The Nemeth Braille Code for Mathematics and Scientific Notation – 2

The Nemeth Braille Code for Mathematics and Scientific Notation – 2


>>Susan Osterhaus:
This green book — and it does have of
course white letters on it, this is the official Nemeth
Braille Code for the Mathematics and Scientific Notation. And this is what I would
call the Bible or the code. Now the book, the official
book is going to be green. In this particular case, it is
in binder form but a lot of you, a lot of you may
have an older version of this that is hardbound. Don’t panic. You’re looking for
the green book. This one, again, has
some white on it but most of the older versions
are completely green. And now I’m going to go ahead
and, and open it up for you to see a little better. But, again, this is the
official Braille Code. This is the print
version available from the American Printing
House for the Blind. And if you go ahead and look
inside, you have got tons and tons of examples
and explanations, everything there is
that you’d ever want to know about the code. And appendices and
way in the back, you have your general index. Now I’m going to tell
you, the problem though, with this particular
book is the index. If you look in here and
I’m not sure if we can — let’s see if we can find it. If, if you’ve go to look
for exponent — let me see. I’m looking and I’m
looking right up here. And if exponent were there,
it should be between exercises and expressions and
there’s nothing there. So the first time I looked at
that, I went, where am I — I want to work with exponents. What you have to look
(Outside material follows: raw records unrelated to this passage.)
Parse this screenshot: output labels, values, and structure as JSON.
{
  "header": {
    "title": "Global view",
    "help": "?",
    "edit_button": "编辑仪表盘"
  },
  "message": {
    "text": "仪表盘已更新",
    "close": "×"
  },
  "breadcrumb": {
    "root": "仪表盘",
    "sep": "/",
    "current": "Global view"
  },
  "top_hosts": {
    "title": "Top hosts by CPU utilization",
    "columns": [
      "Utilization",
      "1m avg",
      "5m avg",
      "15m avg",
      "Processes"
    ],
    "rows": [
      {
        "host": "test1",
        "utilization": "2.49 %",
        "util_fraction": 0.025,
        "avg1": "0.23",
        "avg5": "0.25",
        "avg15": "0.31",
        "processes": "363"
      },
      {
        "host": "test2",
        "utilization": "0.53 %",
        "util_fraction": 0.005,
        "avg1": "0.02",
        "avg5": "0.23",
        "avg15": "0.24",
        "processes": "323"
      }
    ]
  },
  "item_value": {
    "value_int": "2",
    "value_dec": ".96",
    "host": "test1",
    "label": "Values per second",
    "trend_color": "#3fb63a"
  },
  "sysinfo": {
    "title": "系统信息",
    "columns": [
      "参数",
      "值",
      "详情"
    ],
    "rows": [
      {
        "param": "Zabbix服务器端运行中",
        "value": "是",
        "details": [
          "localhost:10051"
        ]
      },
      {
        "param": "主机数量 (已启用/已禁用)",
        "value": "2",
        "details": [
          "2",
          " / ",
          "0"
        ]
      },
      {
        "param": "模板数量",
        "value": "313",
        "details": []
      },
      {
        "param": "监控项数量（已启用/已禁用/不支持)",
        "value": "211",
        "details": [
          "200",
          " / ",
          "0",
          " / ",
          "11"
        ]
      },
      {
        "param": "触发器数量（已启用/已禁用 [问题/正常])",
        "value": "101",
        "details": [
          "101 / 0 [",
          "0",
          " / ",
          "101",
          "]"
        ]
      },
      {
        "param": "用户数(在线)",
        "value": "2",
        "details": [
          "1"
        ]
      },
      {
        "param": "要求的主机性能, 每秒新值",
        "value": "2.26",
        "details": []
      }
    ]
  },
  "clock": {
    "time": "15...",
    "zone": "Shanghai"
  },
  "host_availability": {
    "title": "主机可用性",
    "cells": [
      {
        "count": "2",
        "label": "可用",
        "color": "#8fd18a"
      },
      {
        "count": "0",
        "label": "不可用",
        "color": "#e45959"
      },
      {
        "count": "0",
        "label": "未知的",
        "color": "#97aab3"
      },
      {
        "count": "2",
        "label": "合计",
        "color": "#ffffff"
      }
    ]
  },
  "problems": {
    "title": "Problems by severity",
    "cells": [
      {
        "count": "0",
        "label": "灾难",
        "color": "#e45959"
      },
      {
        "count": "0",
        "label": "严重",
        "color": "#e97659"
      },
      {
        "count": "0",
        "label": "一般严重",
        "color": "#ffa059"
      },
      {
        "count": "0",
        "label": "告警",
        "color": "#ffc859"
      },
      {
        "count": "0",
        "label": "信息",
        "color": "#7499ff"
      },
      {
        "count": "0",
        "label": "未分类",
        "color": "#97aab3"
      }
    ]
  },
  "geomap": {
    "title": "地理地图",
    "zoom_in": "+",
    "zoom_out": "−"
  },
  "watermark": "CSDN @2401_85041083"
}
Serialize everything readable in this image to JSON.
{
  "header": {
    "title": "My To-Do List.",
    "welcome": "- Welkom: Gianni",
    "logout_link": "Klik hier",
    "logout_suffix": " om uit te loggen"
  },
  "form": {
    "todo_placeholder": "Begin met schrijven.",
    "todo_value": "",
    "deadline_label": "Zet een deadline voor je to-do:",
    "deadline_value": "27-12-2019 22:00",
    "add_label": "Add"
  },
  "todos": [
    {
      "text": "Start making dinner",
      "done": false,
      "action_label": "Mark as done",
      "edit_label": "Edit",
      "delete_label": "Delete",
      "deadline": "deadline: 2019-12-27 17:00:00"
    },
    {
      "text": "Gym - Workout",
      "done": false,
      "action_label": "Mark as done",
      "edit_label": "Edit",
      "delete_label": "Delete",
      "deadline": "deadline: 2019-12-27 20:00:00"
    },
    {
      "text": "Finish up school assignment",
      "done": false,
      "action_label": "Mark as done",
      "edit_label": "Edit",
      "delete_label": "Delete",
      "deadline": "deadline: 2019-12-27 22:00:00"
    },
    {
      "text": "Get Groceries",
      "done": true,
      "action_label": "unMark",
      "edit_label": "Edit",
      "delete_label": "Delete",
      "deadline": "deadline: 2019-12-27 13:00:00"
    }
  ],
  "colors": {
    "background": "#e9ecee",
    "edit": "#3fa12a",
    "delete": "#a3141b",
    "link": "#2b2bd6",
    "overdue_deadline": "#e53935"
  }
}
for is superscript. So if you look way over here. Let me see if I can
find it quickly. We have something about
superscripts right here and it talks about alignment
and spatial arrangement and, and denoting a footnote,
plurals, and then it continues
on the next page. But it does not call
these exponents. It calls them superscripts so — and then it goes
into more detail. This is starting to sound
a little more mathematical. Superscripts and subscripts and, and goes into all the different
ways that you might find those. But what I’m trying to
get at is the terminology in this book can be difficult
for the novice for sure. And even the person who’s more
experienced so most of the time, when you look at a seasoned
transcriber, all along, along the edges,
you’re going to find where they’ve made
little tags and notations so they can find things
a little more quickly. But if you need a, especially if you need the higher level
mathematics, you’re going to need to use the green book because it is the
official code, okay? So keep that in mind. And, again, it’s available from
the American Printing House for the Blind on
federal quota money, both in print and braille. I’m — I can’t remember
now whether I — I don’t believe that the braille
volumes have a green cover but they could. All I can remember is that they
were five, it’s five volumes in braille so just
to let you know that. But, again, available
on federal quota money so that is the first book
I want to show you….